Update (6/16): Wrestling Observe/Figure Four Online is reporting the cause of death was a spinal cord injury resulting from the suplex, not a heart attack as earlier speculated.
The backdrop suplex is a horrific looking move, with the wrestler receiving the move being dropped backwards onto his head, but it is a staple of puroresu, as pro wrestling is called in Japan. Wrestlers are trained to take the move safely and forbidden to take the bump in an actual match until they have demonstrated a mastery of it. When was the last time you saw a Japanese wrestler with a skinny neck?
Misawa is not the first wrestler to die in the ring. Last month marked the tenth anniversary of the death of Owen Hart, who fell from the top of the Kemper Arena in St. Louis as the result of a botched entrance stunt during a WWF pay-per-view event. Before that, Plum Mariko, a star in Japanese Women’s Pro Wrestling, died following a Ligerbomb in 1997, also in Hiroshima. In 1993 Oro, a 21 year-old Luchadore, died in Mexico City following a botched sell of a clothesline. The case most similar to Misawa’s own death is that of Gary Albright, who died in the ring in 2000. Albright, himself a former champion in All-Japan who had once challenged Misawa for the Triple Crown, was working a World Xtreme Wrestling show in Hazleton, Pennsylvania. His opponent executed an Ace Crusher (also called a Diamond Cutter, an RKO, a whole slew of other things), and Albright fell unconscious. The match was quickly ended and Albright was rushed from the ring and pronounced dead. Cause of death was determined to be a heart attack.

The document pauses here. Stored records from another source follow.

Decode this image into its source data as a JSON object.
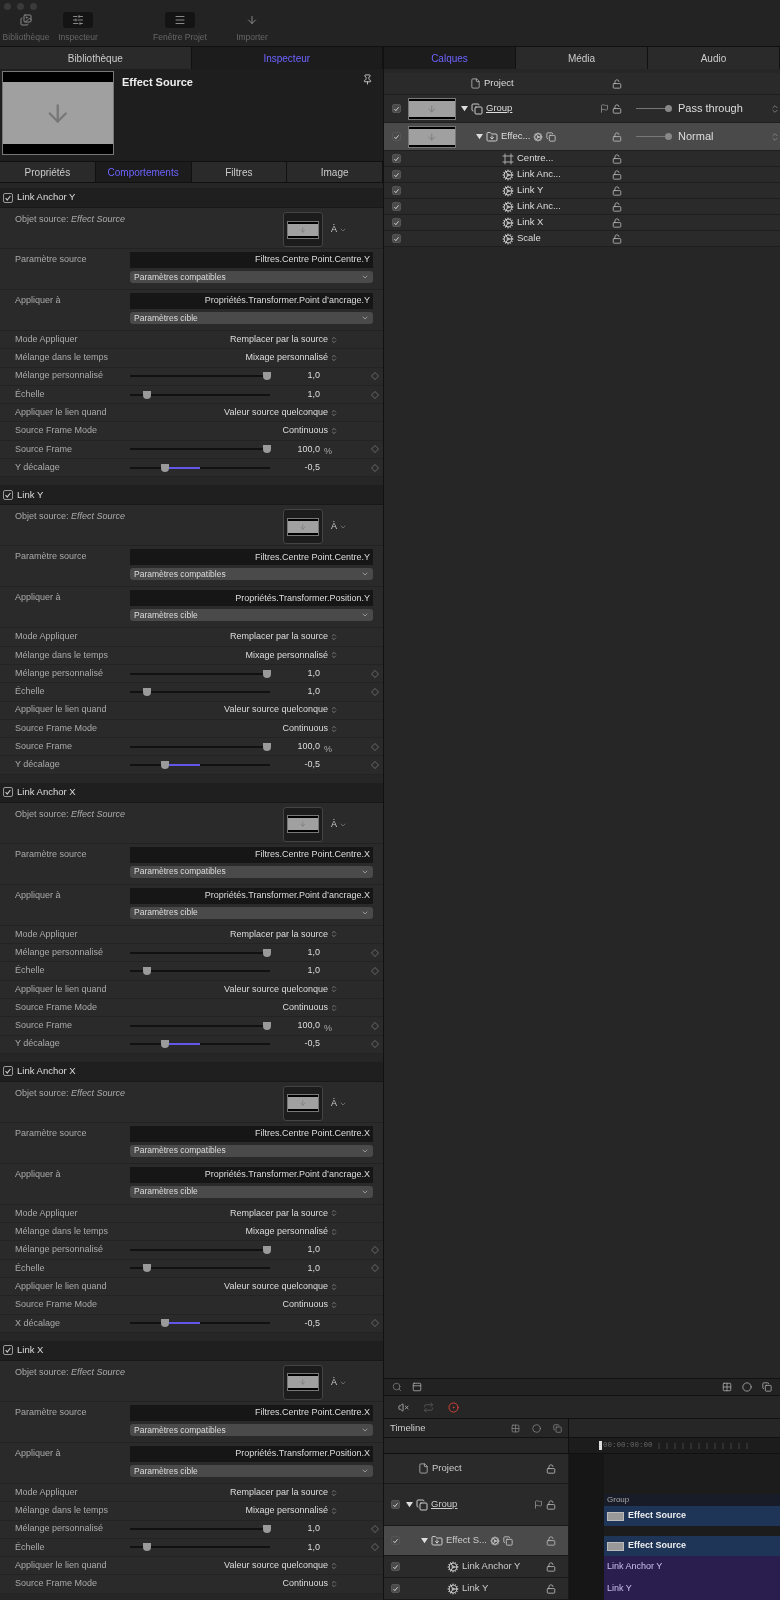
{
  "toolbar": {
    "buttons": [
      {
        "kind": "library",
        "label": "Bibliothèque",
        "selected": false
      },
      {
        "kind": "inspector",
        "label": "Inspecteur",
        "selected": true
      },
      {
        "kind": "project",
        "label": "Fenêtre Projet",
        "selected": true
      },
      {
        "kind": "import",
        "label": "Importer",
        "selected": false
      }
    ]
  },
  "left_tabs": [
    {
      "label": "Bibliothèque",
      "selected": false
    },
    {
      "label": "Inspecteur",
      "selected": true
    }
  ],
  "inspector": {
    "title": "Effect Source",
    "tabs": [
      {
        "label": "Propriétés",
        "selected": false
      },
      {
        "label": "Comportements",
        "selected": true
      },
      {
        "label": "Filtres",
        "selected": false
      },
      {
        "label": "Image",
        "selected": false
      }
    ],
    "behaviors": [
      {
        "title": "Link Anchor Y",
        "checked": true,
        "source_label": "Objet source: *Effect Source*",
        "picker": "À",
        "source_param_label": "Paramètre source",
        "source_param": "Filtres.Centre Point.Centre.Y",
        "source_menu": "Paramètres compatibles",
        "apply_label": "Appliquer à",
        "apply_param": "Propriétés.Transformer.Point d’ancrage.Y",
        "apply_menu": "Paramètres cible",
        "rows": [
          {
            "kind": "popup",
            "label": "Mode Appliquer",
            "value": "Remplacer par la source"
          },
          {
            "kind": "popup",
            "label": "Mélange dans le temps",
            "value": "Mixage personnalisé"
          },
          {
            "kind": "slider",
            "label": "Mélange personnalisé",
            "level": 0.98,
            "value": "1,0"
          },
          {
            "kind": "slider",
            "label": "Échelle",
            "level": 0.12,
            "value": "1,0"
          },
          {
            "kind": "popup",
            "label": "Appliquer le lien quand",
            "value": "Valeur source quelconque"
          },
          {
            "kind": "popup",
            "label": "Source Frame Mode",
            "value": "Continuous"
          },
          {
            "kind": "slider",
            "label": "Source Frame",
            "level": 0.98,
            "value": "100,0",
            "unit": "%"
          },
          {
            "kind": "offset",
            "label": "Y décalage",
            "level": 0.25,
            "value": "-0,5"
          }
        ]
      },
      {
        "title": "Link Y",
        "checked": true,
        "source_label": "Objet source: *Effect Source*",
        "picker": "À",
        "source_param_label": "Paramètre source",
        "source_param": "Filtres.Centre Point.Centre.Y",
        "source_menu": "Paramètres compatibles",
        "apply_label": "Appliquer à",
        "apply_param": "Propriétés.Transformer.Position.Y",
        "apply_menu": "Paramètres cible",
        "rows": [
          {
            "kind": "popup",
            "label": "Mode Appliquer",
            "value": "Remplacer par la source"
          },
          {
            "kind": "popup",
            "label": "Mélange dans le temps",
            "value": "Mixage personnalisé"
          },
          {
            "kind": "slider",
            "label": "Mélange personnalisé",
            "level": 0.98,
            "value": "1,0"
          },
          {
            "kind": "slider",
            "label": "Échelle",
            "level": 0.12,
            "value": "1,0"
          },
          {
            "kind": "popup",
            "label": "Appliquer le lien quand",
            "value": "Valeur source quelconque"
          },
          {
            "kind": "popup",
            "label": "Source Frame Mode",
            "value": "Continuous"
          },
          {
            "kind": "slider",
            "label": "Source Frame",
            "level": 0.98,
            "value": "100,0",
            "unit": "%"
          },
          {
            "kind": "offset",
            "label": "Y décalage",
            "level": 0.25,
            "value": "-0,5"
          }
        ]
      },
      {
        "title": "Link Anchor X",
        "checked": true,
        "source_label": "Objet source: *Effect Source*",
        "picker": "À",
        "source_param_label": "Paramètre source",
        "source_param": "Filtres.Centre Point.Centre.X",
        "source_menu": "Paramètres compatibles",
        "apply_label": "Appliquer à",
        "apply_param": "Propriétés.Transformer.Point d’ancrage.X",
        "apply_menu": "Paramètres cible",
        "rows": [
          {
            "kind": "popup",
            "label": "Mode Appliquer",
            "value": "Remplacer par la source"
          },
          {
            "kind": "slider",
            "label": "Mélange personnalisé",
            "level": 0.98,
            "value": "1,0"
          },
          {
            "kind": "slider",
            "label": "Échelle",
            "level": 0.12,
            "value": "1,0"
          },
          {
            "kind": "popup",
            "label": "Appliquer le lien quand",
            "value": "Valeur source quelconque"
          },
          {
            "kind": "popup",
            "label": "Source Frame Mode",
            "value": "Continuous"
          },
          {
            "kind": "slider",
            "label": "Source Frame",
            "level": 0.98,
            "value": "100,0",
            "unit": "%"
          },
          {
            "kind": "offset",
            "label": "Y décalage",
            "level": 0.25,
            "value": "-0,5"
          }
        ]
      },
      {
        "title": "Link Anchor X",
        "checked": true,
        "source_label": "Objet source: *Effect Source*",
        "picker": "À",
        "source_param_label": "Paramètre source",
        "source_param": "Filtres.Centre Point.Centre.X",
        "source_menu": "Paramètres compatibles",
        "apply_label": "Appliquer à",
        "apply_param": "Propriétés.Transformer.Point d’ancrage.X",
        "apply_menu": "Paramètres cible",
        "rows": [
          {
            "kind": "popup",
            "label": "Mode Appliquer",
            "value": "Remplacer par la source"
          },
          {
            "kind": "popup",
            "label": "Mélange dans le temps",
            "value": "Mixage personnalisé"
          },
          {
            "kind": "slider",
            "label": "Mélange personnalisé",
            "level": 0.98,
            "value": "1,0"
          },
          {
            "kind": "slider",
            "label": "Échelle",
            "level": 0.12,
            "value": "1,0"
          },
          {
            "kind": "popup",
            "label": "Appliquer le lien quand",
            "value": "Valeur source quelconque"
          },
          {
            "kind": "popup",
            "label": "Source Frame Mode",
            "value": "Continuous"
          },
          {
            "kind": "offset",
            "label": "X décalage",
            "level": 0.25,
            "value": "-0,5"
          }
        ]
      },
      {
        "title": "Link X",
        "checked": true,
        "source_label": "Objet source: *Effect Source*",
        "picker": "À",
        "source_param_label": "Paramètre source",
        "source_param": "Filtres.Centre Point.Centre.X",
        "source_menu": "Paramètres compatibles",
        "apply_label": "Appliquer à",
        "apply_param": "Propriétés.Transformer.Position.X",
        "apply_menu": "Paramètres cible",
        "rows": [
          {
            "kind": "popup",
            "label": "Mode Appliquer",
            "value": "Remplacer par la source"
          },
          {
            "kind": "popup",
            "label": "Mélange dans le temps",
            "value": "Mixage personnalisé"
          },
          {
            "kind": "slider",
            "label": "Mélange personnalisé",
            "level": 0.98,
            "value": "1,0"
          },
          {
            "kind": "slider",
            "label": "Échelle",
            "level": 0.12,
            "value": "1,0"
          },
          {
            "kind": "popup",
            "label": "Appliquer le lien quand",
            "value": "Valeur source quelconque"
          },
          {
            "kind": "popup",
            "label": "Source Frame Mode",
            "value": "Continuous"
          }
        ]
      }
    ]
  },
  "right_tabs": [
    {
      "label": "Calques",
      "selected": true
    },
    {
      "label": "Média",
      "selected": false
    },
    {
      "label": "Audio",
      "selected": false
    }
  ],
  "layers": [
    {
      "kind": "project",
      "name": "Project",
      "selected": false
    },
    {
      "kind": "group",
      "name": "Group",
      "checked": true,
      "expanded": true,
      "selected": false,
      "level": 1,
      "blend": "Pass through",
      "children": [
        {
          "kind": "effect",
          "name": "Effec...",
          "checked": true,
          "expanded": true,
          "selected": true,
          "level": 1,
          "blend": "Normal",
          "children": [
            {
              "kind": "filter",
              "name": "Centre...",
              "checked": true,
              "selected": false
            },
            {
              "kind": "behavior",
              "name": "Link Anc...",
              "checked": true,
              "selected": false
            },
            {
              "kind": "behavior",
              "name": "Link Y",
              "checked": true,
              "selected": false
            },
            {
              "kind": "behavior",
              "name": "Link Anc...",
              "checked": true,
              "selected": false
            },
            {
              "kind": "behavior",
              "name": "Link X",
              "checked": true,
              "selected": false
            },
            {
              "kind": "behavior",
              "name": "Scale",
              "checked": true,
              "selected": false
            }
          ]
        }
      ]
    }
  ],
  "timeline": {
    "title": "Timeline",
    "timecode": "00:00:00:00",
    "layers": [
      {
        "kind": "project",
        "name": "Project",
        "selected": false
      },
      {
        "kind": "group",
        "name": "Group",
        "checked": true,
        "expanded": true,
        "selected": false,
        "children": [
          {
            "kind": "effect",
            "name": "Effect S...",
            "checked": true,
            "expanded": true,
            "selected": true,
            "children": [
              {
                "kind": "behavior",
                "name": "Link Anchor Y",
                "checked": true,
                "selected": false
              },
              {
                "kind": "behavior",
                "name": "Link Y",
                "checked": true,
                "selected": false
              }
            ]
          }
        ]
      }
    ],
    "tracks": [
      {
        "kind": "empty"
      },
      {
        "kind": "group",
        "title": "Group",
        "clip": "Effect Source"
      },
      {
        "kind": "clip",
        "clip": "Effect Source"
      },
      {
        "kind": "behavior",
        "clip": "Link Anchor Y"
      },
      {
        "kind": "behavior",
        "clip": "Link Y"
      }
    ]
  }
}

Still, none of these others had reached the level of stardom of Misawa. Owen Hart is the best known to us in the United States, but at the time of his death he was working a midcard comedy gimmick. Misawa was the greatest wrestling star in Japan. Imagine if Steve Austin or Triple H had died while working a match. You’d hear about it for days, whether you gave a shit about wrestling or not.
I haven’t seen many Misawa matches, though I’ve been fortunate enough to see a few. Eight years ago I shelled out some money to a tape trader for a ten-volume set of the Best of Japan for the year 2000, and there were several Misawa matches included. These were from the earliest NOAH shows, and featured Misawa taking on his great opponents Kenta Kobashi and Jun Akiyama. They’re some of the best matches I’ve ever seen. Wrestling in Japan is given a much more serious, sports-like presentation than in the U.S. It’s still flamboyant and silly and circus-like in its way, but when the top stars step into the ring against each other, it’s all business. Matches are stiff and hard-fought, with hard strikes and brutal throws. It’s combat theater, and Misawa was its greatest gladiator. The ailing Japanese pro wrestling business will certainly miss him.
Read a proper news story on Misawa’s death here, courtesy of The Sun.